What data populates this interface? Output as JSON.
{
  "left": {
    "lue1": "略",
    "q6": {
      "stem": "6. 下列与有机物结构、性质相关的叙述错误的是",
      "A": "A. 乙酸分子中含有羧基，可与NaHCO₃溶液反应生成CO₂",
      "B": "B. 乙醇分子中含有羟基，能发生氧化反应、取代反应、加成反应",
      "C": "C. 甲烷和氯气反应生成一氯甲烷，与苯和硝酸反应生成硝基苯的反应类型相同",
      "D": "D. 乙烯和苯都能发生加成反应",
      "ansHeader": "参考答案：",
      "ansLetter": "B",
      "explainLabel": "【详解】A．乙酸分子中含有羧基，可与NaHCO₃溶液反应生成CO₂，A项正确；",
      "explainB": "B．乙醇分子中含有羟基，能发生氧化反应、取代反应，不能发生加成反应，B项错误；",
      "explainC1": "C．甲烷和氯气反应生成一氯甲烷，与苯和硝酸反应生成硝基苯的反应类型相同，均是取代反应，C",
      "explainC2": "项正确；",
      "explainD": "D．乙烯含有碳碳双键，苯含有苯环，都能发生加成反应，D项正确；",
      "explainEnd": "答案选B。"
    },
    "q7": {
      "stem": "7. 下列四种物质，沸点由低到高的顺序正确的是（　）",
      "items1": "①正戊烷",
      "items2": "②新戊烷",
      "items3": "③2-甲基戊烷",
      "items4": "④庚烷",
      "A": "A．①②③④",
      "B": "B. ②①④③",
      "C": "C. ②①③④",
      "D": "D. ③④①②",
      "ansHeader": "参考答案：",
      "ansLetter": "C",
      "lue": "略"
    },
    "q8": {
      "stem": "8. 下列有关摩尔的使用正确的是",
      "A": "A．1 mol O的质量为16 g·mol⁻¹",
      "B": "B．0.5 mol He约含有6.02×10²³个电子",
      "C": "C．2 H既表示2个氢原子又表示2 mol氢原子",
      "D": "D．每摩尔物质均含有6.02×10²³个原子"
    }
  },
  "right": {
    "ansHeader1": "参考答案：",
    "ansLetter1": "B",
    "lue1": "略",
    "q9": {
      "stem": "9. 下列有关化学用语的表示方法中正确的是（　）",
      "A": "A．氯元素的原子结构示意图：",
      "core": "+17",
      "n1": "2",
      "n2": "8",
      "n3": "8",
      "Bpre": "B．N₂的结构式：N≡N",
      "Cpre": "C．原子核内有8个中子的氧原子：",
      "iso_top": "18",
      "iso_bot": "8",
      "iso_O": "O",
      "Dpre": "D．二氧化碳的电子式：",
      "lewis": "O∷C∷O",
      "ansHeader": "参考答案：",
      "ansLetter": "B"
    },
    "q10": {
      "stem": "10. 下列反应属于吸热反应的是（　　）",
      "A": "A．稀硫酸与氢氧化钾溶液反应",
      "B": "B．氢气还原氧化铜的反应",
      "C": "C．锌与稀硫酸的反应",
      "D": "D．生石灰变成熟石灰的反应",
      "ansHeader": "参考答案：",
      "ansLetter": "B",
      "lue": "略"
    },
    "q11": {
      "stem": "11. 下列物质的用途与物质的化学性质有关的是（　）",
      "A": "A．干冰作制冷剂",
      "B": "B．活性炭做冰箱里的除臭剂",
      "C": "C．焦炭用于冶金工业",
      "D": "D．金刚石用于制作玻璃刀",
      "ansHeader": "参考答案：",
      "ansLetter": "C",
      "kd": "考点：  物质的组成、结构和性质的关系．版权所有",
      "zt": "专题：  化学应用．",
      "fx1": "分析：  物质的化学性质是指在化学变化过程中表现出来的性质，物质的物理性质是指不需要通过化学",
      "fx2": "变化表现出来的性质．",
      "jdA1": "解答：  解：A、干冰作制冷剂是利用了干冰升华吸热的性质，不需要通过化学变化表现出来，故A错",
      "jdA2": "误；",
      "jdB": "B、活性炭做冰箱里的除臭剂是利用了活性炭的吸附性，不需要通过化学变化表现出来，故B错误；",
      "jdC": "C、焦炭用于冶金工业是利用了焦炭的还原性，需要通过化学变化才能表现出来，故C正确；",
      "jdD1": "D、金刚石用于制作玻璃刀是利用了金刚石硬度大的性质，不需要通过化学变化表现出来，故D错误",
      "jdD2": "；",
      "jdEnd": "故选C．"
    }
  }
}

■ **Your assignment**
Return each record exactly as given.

■ **Response to the task**
What data populates this interface? Output as JSON.
{
  "left": {
    "lue1": "略",
    "q6": {
      "stem": "6. 下列与有机物结构、性质相关的叙述错误的是",
      "A": "A. 乙酸分子中含有羧基，可与NaHCO₃溶液反应生成CO₂",
      "B": "B. 乙醇分子中含有羟基，能发生氧化反应、取代反应、加成反应",
      "C": "C. 甲烷和氯气反应生成一氯甲烷，与苯和硝酸反应生成硝基苯的反应类型相同",
      "D": "D. 乙烯和苯都能发生加成反应",
      "ansHeader": "参考答案：",
      "ansLetter": "B",
      "explainLabel": "【详解】A．乙酸分子中含有羧基，可与NaHCO₃溶液反应生成CO₂，A项正确；",
      "explainB": "B．乙醇分子中含有羟基，能发生氧化反应、取代反应，不能发生加成反应，B项错误；",
      "explainC1": "C．甲烷和氯气反应生成一氯甲烷，与苯和硝酸反应生成硝基苯的反应类型相同，均是取代反应，C",
      "explainC2": "项正确；",
      "explainD": "D．乙烯含有碳碳双键，苯含有苯环，都能发生加成反应，D项正确；",
      "explainEnd": "答案选B。"
    },
    "q7": {
      "stem": "7. 下列四种物质，沸点由低到高的顺序正确的是（　）",
      "items1": "①正戊烷",
      "items2": "②新戊烷",
      "items3": "③2-甲基戊烷",
      "items4": "④庚烷",
      "A": "A．①②③④",
      "B": "B. ②①④③",
      "C": "C. ②①③④",
      "D": "D. ③④①②",
      "ansHeader": "参考答案：",
      "ansLetter": "C",
      "lue": "略"
    },
    "q8": {
      "stem": "8. 下列有关摩尔的使用正确的是",
      "A": "A．1 mol O的质量为16 g·mol⁻¹",
      "B": "B．0.5 mol He约含有6.02×10²³个电子",
      "C": "C．2 H既表示2个氢原子又表示2 mol氢原子",
      "D": "D．每摩尔物质均含有6.02×10²³个原子"
    }
  },
  "right": {
    "ansHeader1": "参考答案：",
    "ansLetter1": "B",
    "lue1": "略",
    "q9": {
      "stem": "9. 下列有关化学用语的表示方法中正确的是（　）",
      "A": "A．氯元素的原子结构示意图：",
      "core": "+17",
      "n1": "2",
      "n2": "8",
      "n3": "8",
      "Bpre": "B．N₂的结构式：N≡N",
      "Cpre": "C．原子核内有8个中子的氧原子：",
      "iso_top": "18",
      "iso_bot": "8",
      "iso_O": "O",
      "Dpre": "D．二氧化碳的电子式：",
      "lewis": "O∷C∷O",
      "ansHeader": "参考答案：",
      "ansLetter": "B"
    },
    "q10": {
      "stem": "10. 下列反应属于吸热反应的是（　　）",
      "A": "A．稀硫酸与氢氧化钾溶液反应",
      "B": "B．氢气还原氧化铜的反应",
      "C": "C．锌与稀硫酸的反应",
      "D": "D．生石灰变成熟石灰的反应",
      "ansHeader": "参考答案：",
      "ansLetter": "B",
      "lue": "略"
    },
    "q11": {
      "stem": "11. 下列物质的用途与物质的化学性质有关的是（　）",
      "A": "A．干冰作制冷剂",
      "B": "B．活性炭做冰箱里的除臭剂",
      "C": "C．焦炭用于冶金工业",
      "D": "D．金刚石用于制作玻璃刀",
      "ansHeader": "参考答案：",
      "ansLetter": "C",
      "kd": "考点：  物质的组成、结构和性质的关系．版权所有",
      "zt": "专题：  化学应用．",
      "fx1": "分析：  物质的化学性质是指在化学变化过程中表现出来的性质，物质的物理性质是指不需要通过化学",
      "fx2": "变化表现出来的性质．",
      "jdA1": "解答：  解：A、干冰作制冷剂是利用了干冰升华吸热的性质，不需要通过化学变化表现出来，故A错",
      "jdA2": "误；",
      "jdB": "B、活性炭做冰箱里的除臭剂是利用了活性炭的吸附性，不需要通过化学变化表现出来，故B错误；",
      "jdC": "C、焦炭用于冶金工业是利用了焦炭的还原性，需要通过化学变化才能表现出来，故C正确；",
      "jdD1": "D、金刚石用于制作玻璃刀是利用了金刚石硬度大的性质，不需要通过化学变化表现出来，故D错误",
      "jdD2": "；",
      "jdEnd": "故选C．"
    }
  }
}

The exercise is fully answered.